I have said for some time that book publishing, like most industries will be split into two clear types of company: the large conglomerates and the small independents. And, sadly in the case of a number of long-standing middle-sized publishers than have fallen by the wayside, this is increasingly becoming the case.

Part of the reason for this polarization across industries has been the digital revolution, allowing the largest companies to assert their large resources and enhance their global distribution and communication infrastructures. For the smaller publishers, digitalization allows a low-cost or no-cost platform for them to take advantage of their ability to move quickly and dynamically, unhindered by large company process, to punch well above their weight.

Obviously, I am passionate about independent publishers, but I also understand the key role the large conglomerates play. In a world where any consumer-facing company must compete against the often unfathomably resourced giants such as Google, Apple and Facebook, the industry needs some conglomerates of its own to at least nudge the giants aside where possible and put books in front of customers bombarded with offerings and content from every angle. We need some mass to fight the battle in a mass consumer market.

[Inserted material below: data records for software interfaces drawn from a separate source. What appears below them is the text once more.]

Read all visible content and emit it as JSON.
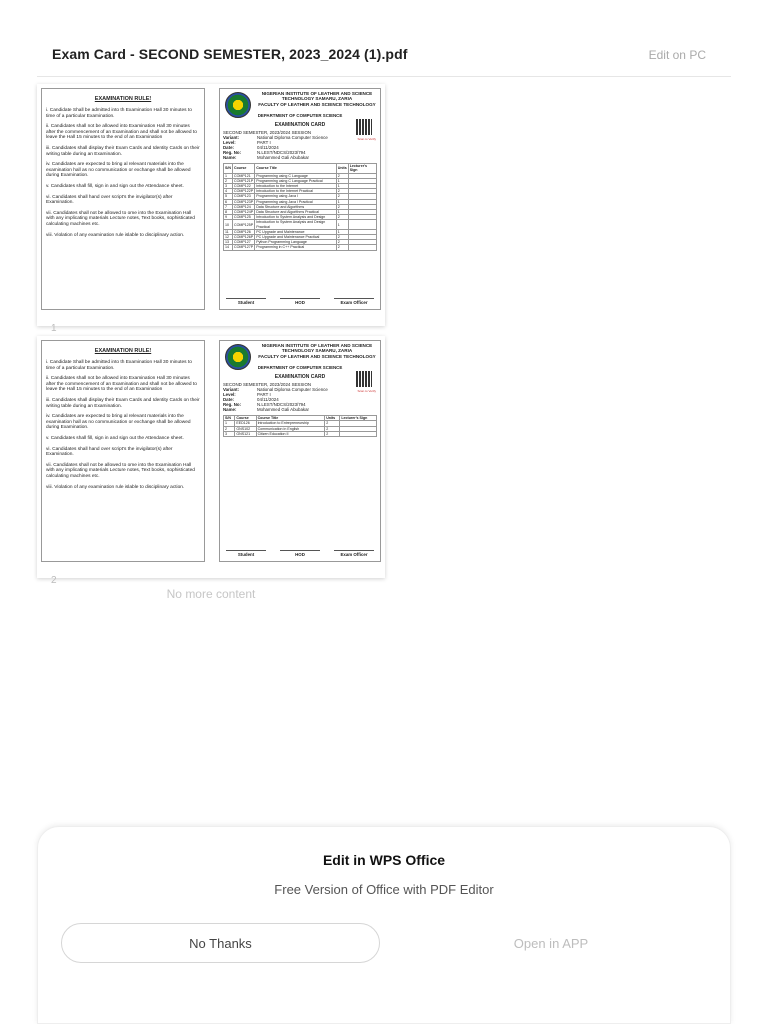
{
  "header": {
    "title": "Exam Card - SECOND SEMESTER, 2023_2024 (1).pdf",
    "edit_on_pc": "Edit on PC"
  },
  "rules": {
    "title": "EXAMINATION RULE!",
    "items": [
      "i.            Candidate Shall be admitted into th Examination Hall 30 minutes to time of a particular Examination.",
      "ii.            Candidates shall not be allowed into Examination Hall 30 minutes after the commencement of an Examination and shall not be allowed to leave the Hall 15 minutes to the end of an Examination",
      "iii.           Candidates shall display their Exam Cards and Identity Cards on their writing table during an Examination.",
      "iv.           Candidates are expected to bring al relevant materials into the examination hall as no communication or exchange shall be allowed during Examination.",
      "v.            Candidates shall fill, sign in and sign out the Attendance sheet.",
      "vi.           Candidates shall hand over script's the invigilator(s) after Examination.",
      "vii.          Candidates shall not be allowed to ome into the Examination Hall with any implicating materials Lecture notes, Text books, sophisticated calculating machines etc.",
      "viii.          Violation of any examination rule islable to disciplinary action."
    ]
  },
  "card": {
    "institution": "NIGERIAN INSTITUTE OF LEATHER AND SCIENCE TECHNOLOGY SAMARU, ZARIA",
    "faculty": "FACULTY OF LEATHER AND SCIENCE TECHNOLOGY",
    "department": "DEPARTMENT OF COMPUTER SCIENCE",
    "card_title": "EXAMINATION CARD",
    "session": "SECOND SEMESTER, 2023/2024 SESSION",
    "qr_caption": "Scan to Verify",
    "fields": [
      {
        "k": "Variant:",
        "v": "National Diploma Computer Science"
      },
      {
        "k": "Level:",
        "v": "PART I"
      },
      {
        "k": "Date:",
        "v": "04/11/2024"
      },
      {
        "k": "Reg. No:",
        "v": "N.LEST/NDCS/2023/794"
      },
      {
        "k": "Name:",
        "v": "Mohammed Gali Abubakar"
      }
    ],
    "table_headers": [
      "S/N",
      "Course",
      "Course Title",
      "Units",
      "Lecturer's Sign"
    ],
    "signatures": [
      "Student",
      "HOD",
      "Exam Officer"
    ]
  },
  "pages": [
    {
      "number": "1",
      "courses": [
        [
          "1",
          "COMP121",
          "Programming using C Language",
          "2"
        ],
        [
          "2",
          "COMP121P",
          "Programming using C Language Practical",
          "1"
        ],
        [
          "3",
          "COMP122",
          "Introduction to the Internet",
          "1"
        ],
        [
          "4",
          "COMP122P",
          "Introduction to the Internet Practical",
          "2"
        ],
        [
          "5",
          "COMP123",
          "Programming using Java I",
          "2"
        ],
        [
          "6",
          "COMP123P",
          "Programming using Java I Practical",
          "1"
        ],
        [
          "7",
          "COMP124",
          "Data Structure and Algorithms",
          "2"
        ],
        [
          "8",
          "COMP124P",
          "Data Structure and Algorithms Practical",
          "1"
        ],
        [
          "9",
          "COMP125",
          "Introduction to System Analysis and Design",
          "2"
        ],
        [
          "10",
          "COMP125P",
          "Introduction to System Analysis and Design Practical",
          "1"
        ],
        [
          "11",
          "COMP126",
          "PC Upgrade and Maintenance",
          "1"
        ],
        [
          "12",
          "COMP126P",
          "PC Upgrade and Maintenance Practical",
          "2"
        ],
        [
          "13",
          "COMP127",
          "Python Programming Language",
          "2"
        ],
        [
          "14",
          "COMP127P",
          "Programming in C++ Practical",
          "2"
        ]
      ]
    },
    {
      "number": "2",
      "courses": [
        [
          "1",
          "EED126",
          "Introduction to Entrepreneurship",
          "2"
        ],
        [
          "2",
          "GNS102",
          "Communication in English",
          "2"
        ],
        [
          "3",
          "GNS121",
          "Citizen Education II",
          "2"
        ]
      ]
    }
  ],
  "footer_note": "No more content",
  "sheet": {
    "title": "Edit in WPS Office",
    "subtitle": "Free Version of Office with PDF Editor",
    "no_thanks": "No Thanks",
    "open_in_app": "Open in APP"
  }
}
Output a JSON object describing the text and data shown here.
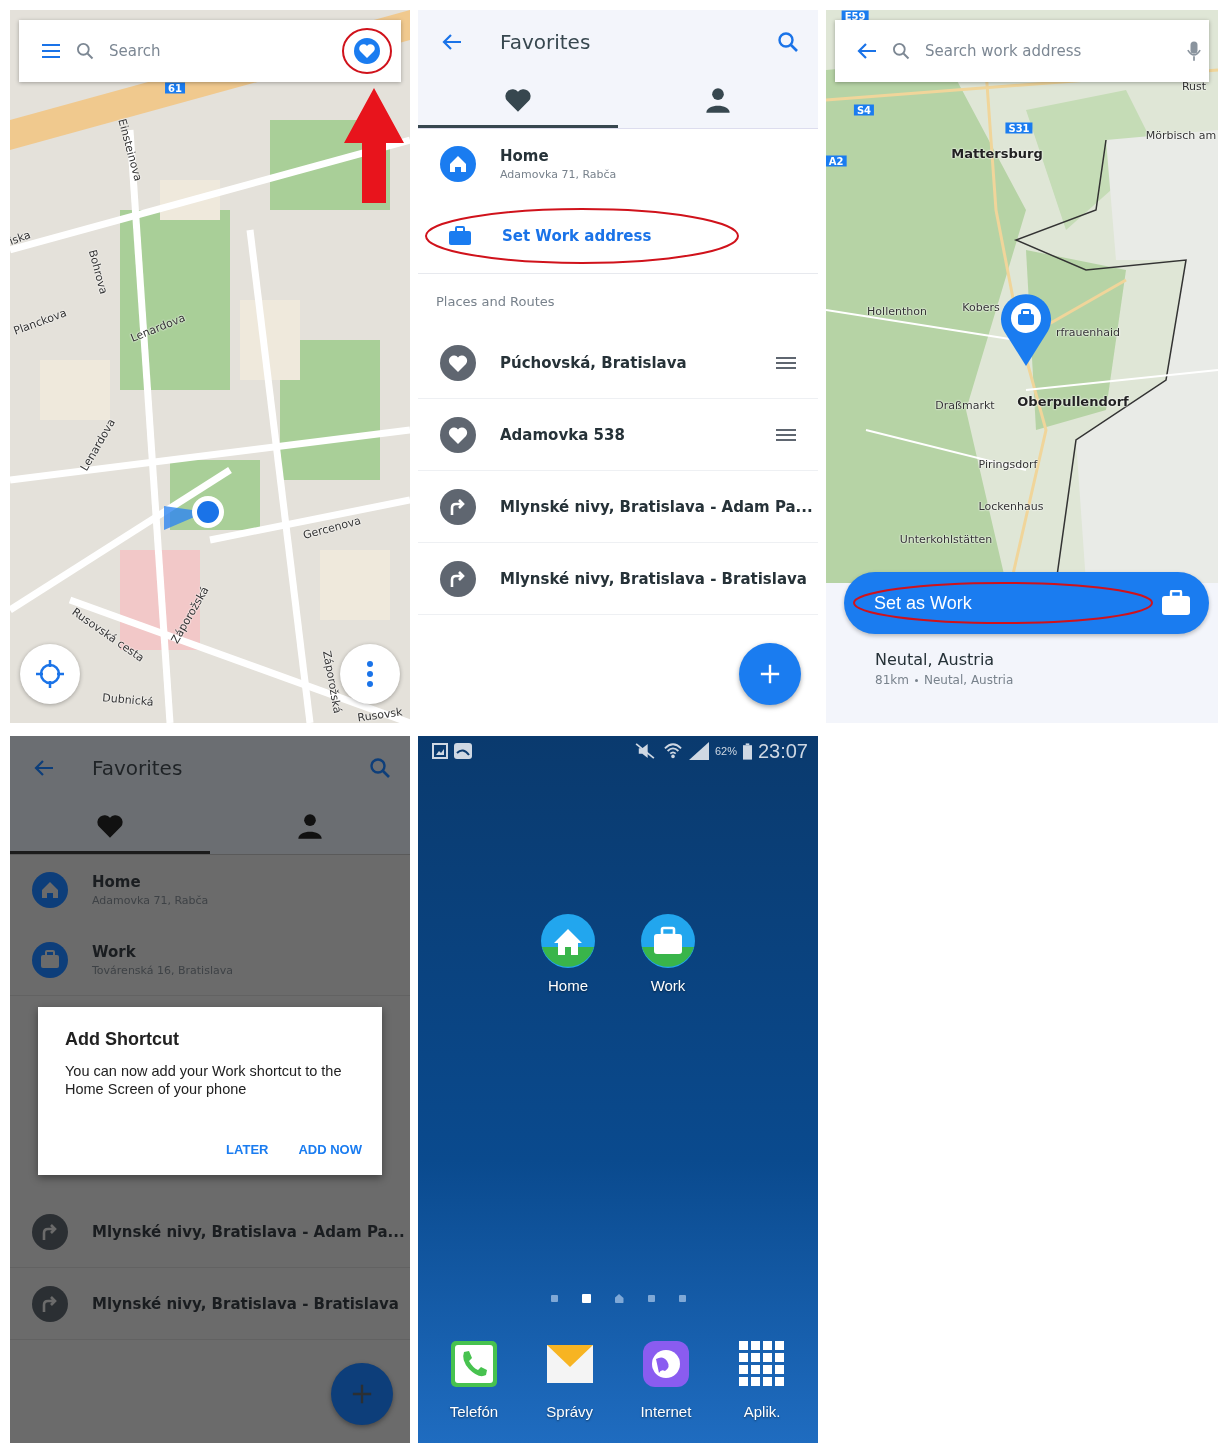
{
  "map_screen": {
    "search": {
      "placeholder": "Search"
    },
    "map_labels": [
      {
        "kind": "badge",
        "text": "61"
      },
      {
        "kind": "street",
        "text": "Einsteinova"
      },
      {
        "kind": "street",
        "text": "iska"
      },
      {
        "kind": "street",
        "text": "Bohrova"
      },
      {
        "kind": "street",
        "text": "Planckova"
      },
      {
        "kind": "street",
        "text": "Lenardova"
      },
      {
        "kind": "street",
        "text": "Lenardova"
      },
      {
        "kind": "street",
        "text": "Gercenova"
      },
      {
        "kind": "street",
        "text": "Záporožská"
      },
      {
        "kind": "street",
        "text": "Rusovská cesta"
      },
      {
        "kind": "street",
        "text": "Záporožská"
      },
      {
        "kind": "street",
        "text": "Dubnická"
      },
      {
        "kind": "street",
        "text": "Rusovsk"
      }
    ]
  },
  "favorites_screen": {
    "title": "Favorites",
    "tabs": [
      {
        "kind": "heart",
        "selected": true
      },
      {
        "kind": "person",
        "selected": false
      }
    ],
    "home": {
      "title": "Home",
      "address": "Adamovka 71, Rabča"
    },
    "set_work": {
      "label": "Set Work address"
    },
    "section_label": "Places and Routes",
    "items": [
      {
        "kind": "place",
        "name": "Púchovská, Bratislava"
      },
      {
        "kind": "place",
        "name": "Adamovka 538"
      },
      {
        "kind": "route",
        "name": "Mlynské nivy, Bratislava - Adam Pa..."
      },
      {
        "kind": "route",
        "name": "Mlynské nivy, Bratislava - Bratislava"
      }
    ]
  },
  "work_search_screen": {
    "search": {
      "placeholder": "Search work address"
    },
    "map_labels": [
      {
        "kind": "badge",
        "text": "E59"
      },
      {
        "kind": "badge",
        "text": "S4"
      },
      {
        "kind": "badge",
        "text": "A2"
      },
      {
        "kind": "badge",
        "text": "S31"
      },
      {
        "kind": "town",
        "text": "Rust"
      },
      {
        "kind": "city",
        "text": "Mattersburg"
      },
      {
        "kind": "town",
        "text": "Mörbisch am"
      },
      {
        "kind": "town",
        "text": "Hollenthon"
      },
      {
        "kind": "town",
        "text": "Kobers"
      },
      {
        "kind": "town",
        "text": "rfrauenhaid"
      },
      {
        "kind": "town",
        "text": "Draßmarkt"
      },
      {
        "kind": "city",
        "text": "Oberpullendorf"
      },
      {
        "kind": "town",
        "text": "Piringsdorf"
      },
      {
        "kind": "town",
        "text": "Lockenhaus"
      },
      {
        "kind": "town",
        "text": "Unterkohlstätten"
      }
    ],
    "action": {
      "label": "Set as Work"
    },
    "result": {
      "title": "Neutal, Austria",
      "distance": "81km",
      "detail": "Neutal, Austria"
    }
  },
  "shortcut_dialog_screen": {
    "title": "Favorites",
    "tabs": [
      {
        "kind": "heart",
        "selected": true
      },
      {
        "kind": "person",
        "selected": false
      }
    ],
    "favorites": [
      {
        "kind": "home",
        "title": "Home",
        "address": "Adamovka 71, Rabča"
      },
      {
        "kind": "work",
        "title": "Work",
        "address": "Továrenská 16, Bratislava"
      }
    ],
    "dialog": {
      "title": "Add Shortcut",
      "message": "You can now add your Work shortcut to the Home Screen of your phone",
      "buttons": [
        "LATER",
        "ADD NOW"
      ]
    },
    "items": [
      {
        "kind": "route",
        "name": "Mlynské nivy, Bratislava - Adam Pa..."
      },
      {
        "kind": "route",
        "name": "Mlynské nivy, Bratislava - Bratislava"
      }
    ]
  },
  "home_screen": {
    "status": {
      "battery": "62%",
      "time": "23:07"
    },
    "shortcuts": [
      {
        "kind": "home",
        "label": "Home"
      },
      {
        "kind": "work",
        "label": "Work"
      }
    ],
    "pages": [
      {
        "kind": "dot",
        "selected": false
      },
      {
        "kind": "dot",
        "selected": true
      },
      {
        "kind": "home",
        "selected": false
      },
      {
        "kind": "dot",
        "selected": false
      },
      {
        "kind": "dot",
        "selected": false
      }
    ],
    "dock": [
      {
        "kind": "phone",
        "label": "Telefón"
      },
      {
        "kind": "messages",
        "label": "Správy"
      },
      {
        "kind": "internet",
        "label": "Internet"
      },
      {
        "kind": "apps",
        "label": "Aplik."
      }
    ]
  }
}
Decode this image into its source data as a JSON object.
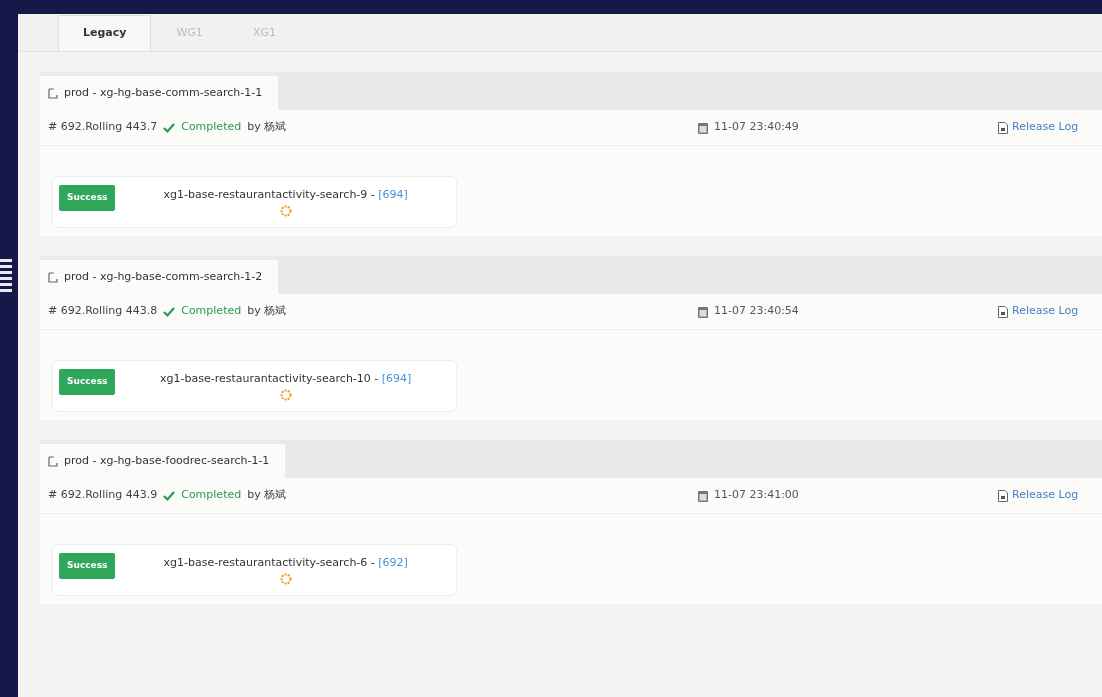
{
  "tabs": [
    {
      "label": "Legacy",
      "selected": true
    },
    {
      "label": "WG1",
      "selected": false
    },
    {
      "label": "XG1",
      "selected": false
    }
  ],
  "deployments": [
    {
      "title": "prod - xg-hg-base-comm-search-1-1",
      "build": "# 692.Rolling 443.7",
      "completed": true,
      "status": "Completed",
      "by": "by 杨斌",
      "time": "11-07 23:40:49",
      "log_link": "Release Log",
      "tasks": [
        {
          "badge": "Success",
          "kind": "success",
          "name": "xg1-base-restaurantactivity-search-9 - ",
          "link": "[694]"
        }
      ]
    },
    {
      "title": "prod - xg-hg-base-comm-search-1-2",
      "build": "# 692.Rolling 443.8",
      "completed": true,
      "status": "Completed",
      "by": "by 杨斌",
      "time": "11-07 23:40:54",
      "log_link": "Release Log",
      "tasks": [
        {
          "badge": "Success",
          "kind": "success",
          "name": "xg1-base-restaurantactivity-search-10 - ",
          "link": "[694]"
        }
      ]
    },
    {
      "title": "prod - xg-hg-base-foodrec-search-1-1",
      "build": "# 692.Rolling 443.9",
      "completed": true,
      "status": "Completed",
      "by": "by 杨斌",
      "time": "11-07 23:41:00",
      "log_link": "Release Log",
      "tasks": [
        {
          "badge": "Success",
          "kind": "success",
          "name": "xg1-base-restaurantactivity-search-6 - ",
          "link": "[692]"
        }
      ]
    }
  ]
}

And then we come to the independent presses. We need to learn from the conglomerates to use what resources we have as effectively as possible, to find the ways to push our books into the wider distribution channels to be profitable businesses both for ourselves and our authors. But we need to learn and also do something different – to take the risks not allowed in Board decisions, to take instant action as is possible in small teams, to offer something dynamic and different so our products stand out when we hit those wider distribution channels.

We are not Mel Gibson crying ‘Freedom!’ in Braveheart, except at occasional book launches – with the often illogical business model of bookselling, independent publishers have to be as efficient and well-run businesses as possible – but we should be putting the creative into the book market, differentiating ourselves as an exciting vibrant sector offering something new to readers.

I love selling books and if Dan Brown wants to call – he hasn’t yet – we’ll take him. And I never want to publish a book that we don’t think will sell just because we love it as that would be a disservice to all the work the author has put into it. But there is a middle ground and the reader shouldn’t be looked down on – the many great successes from independents in recent years illustrate the huge demand for something creative, different and captivating.

So independent publishers should be proud of and value what they offer and not think they have to divert away from it. If we can get the background business right, the years ahead are yet to be a hugely exciting time for independent companies.